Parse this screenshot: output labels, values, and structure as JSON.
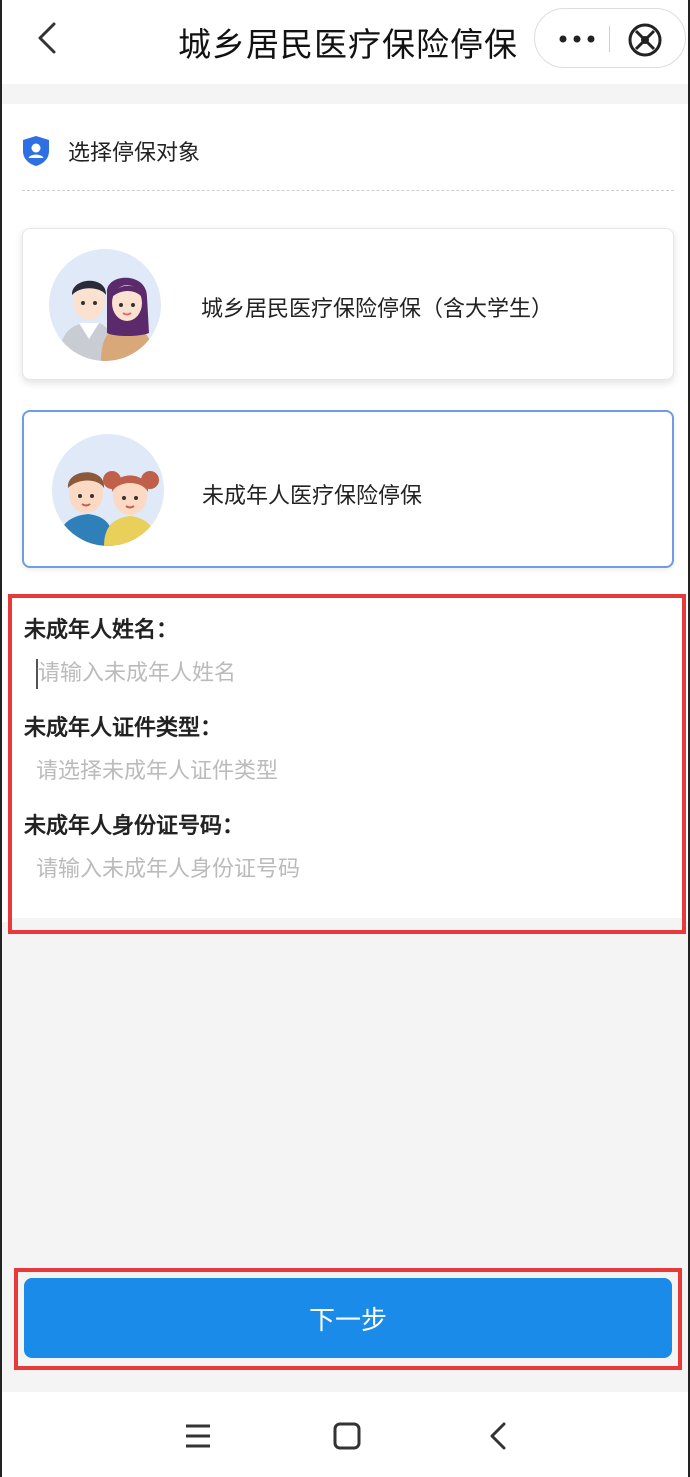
{
  "header": {
    "title": "城乡居民医疗保险停保",
    "back_icon": "chevron-left-icon",
    "more_icon": "more-dots-icon",
    "close_icon": "close-circle-icon"
  },
  "section": {
    "title": "选择停保对象",
    "icon": "shield-user-icon"
  },
  "options": [
    {
      "label": "城乡居民医疗保险停保（含大学生）",
      "avatar": "adult-couple-avatar",
      "selected": false
    },
    {
      "label": "未成年人医疗保险停保",
      "avatar": "children-avatar",
      "selected": true
    }
  ],
  "form": {
    "name_label": "未成年人姓名：",
    "name_placeholder": "请输入未成年人姓名",
    "idtype_label": "未成年人证件类型：",
    "idtype_placeholder": "请选择未成年人证件类型",
    "idnum_label": "未成年人身份证号码：",
    "idnum_placeholder": "请输入未成年人身份证号码"
  },
  "next_button": "下一步",
  "navbar": {
    "menu_icon": "menu-icon",
    "home_icon": "home-square-icon",
    "back_icon": "back-arrow-icon"
  },
  "colors": {
    "accent": "#1a8be8",
    "selected_border": "#6e9ce6",
    "highlight_red": "#e83a3a",
    "shield": "#2f6fe4"
  }
}
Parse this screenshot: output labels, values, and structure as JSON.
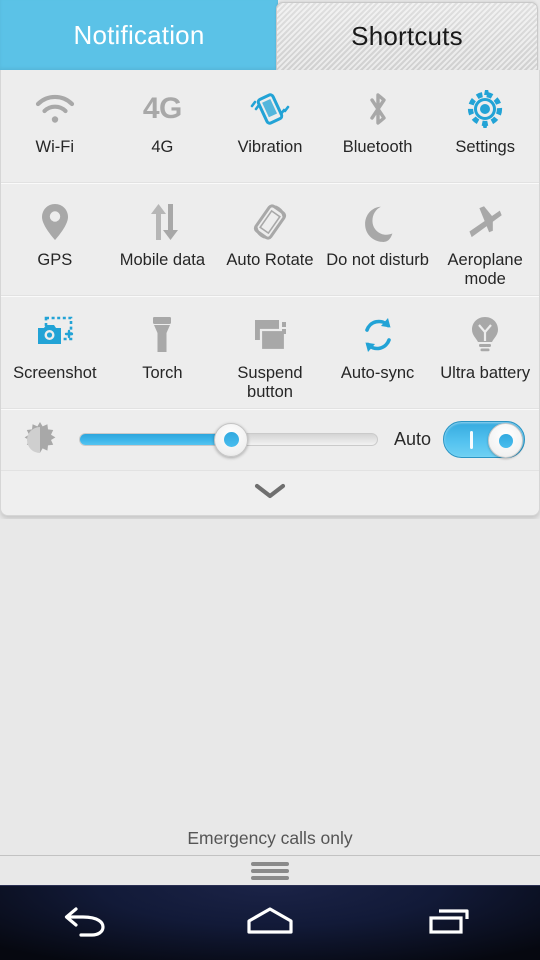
{
  "tabs": [
    {
      "label": "Notification",
      "active": false,
      "name": "tab-notification"
    },
    {
      "label": "Shortcuts",
      "active": true,
      "name": "tab-shortcuts"
    }
  ],
  "colors": {
    "accent_blue": "#5bc2e7",
    "active_icon_blue": "#22a3d6",
    "inactive_icon_gray": "#a8a8a8",
    "panel_bg": "#ededed",
    "label_text": "#262626",
    "navbar_bg": "#0b1228"
  },
  "tiles": [
    [
      {
        "label": "Wi-Fi",
        "icon": "wifi-icon",
        "active": false
      },
      {
        "label": "4G",
        "icon": "4g-icon",
        "active": false
      },
      {
        "label": "Vibration",
        "icon": "vibration-icon",
        "active": true
      },
      {
        "label": "Bluetooth",
        "icon": "bluetooth-icon",
        "active": false
      },
      {
        "label": "Settings",
        "icon": "gear-icon",
        "active": true
      }
    ],
    [
      {
        "label": "GPS",
        "icon": "location-pin-icon",
        "active": false
      },
      {
        "label": "Mobile data",
        "icon": "data-arrows-icon",
        "active": false
      },
      {
        "label": "Auto Rotate",
        "icon": "auto-rotate-icon",
        "active": false
      },
      {
        "label": "Do not disturb",
        "icon": "moon-icon",
        "active": false
      },
      {
        "label": "Aeroplane mode",
        "icon": "airplane-icon",
        "active": false
      }
    ],
    [
      {
        "label": "Screenshot",
        "icon": "screenshot-camera-icon",
        "active": true
      },
      {
        "label": "Torch",
        "icon": "flashlight-icon",
        "active": false
      },
      {
        "label": "Suspend button",
        "icon": "suspend-windows-icon",
        "active": false
      },
      {
        "label": "Auto-sync",
        "icon": "sync-arrows-icon",
        "active": true
      },
      {
        "label": "Ultra battery",
        "icon": "lightbulb-icon",
        "active": false
      }
    ]
  ],
  "brightness": {
    "icon": "brightness-sun-icon",
    "value_percent": 51,
    "auto_label": "Auto",
    "auto_enabled": true
  },
  "expand": {
    "icon": "chevron-down-icon"
  },
  "status": {
    "emergency_text": "Emergency calls only"
  },
  "navbar": [
    {
      "name": "nav-back-button",
      "icon": "back-arrow-icon"
    },
    {
      "name": "nav-home-button",
      "icon": "home-icon"
    },
    {
      "name": "nav-recents-button",
      "icon": "recents-icon"
    }
  ]
}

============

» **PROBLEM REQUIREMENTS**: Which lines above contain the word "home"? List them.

» **EXERCISE SOLUTION**:
    "home_icon": "home-square-icon",
      "name": "nav-home-button",
      "icon": "home-icon"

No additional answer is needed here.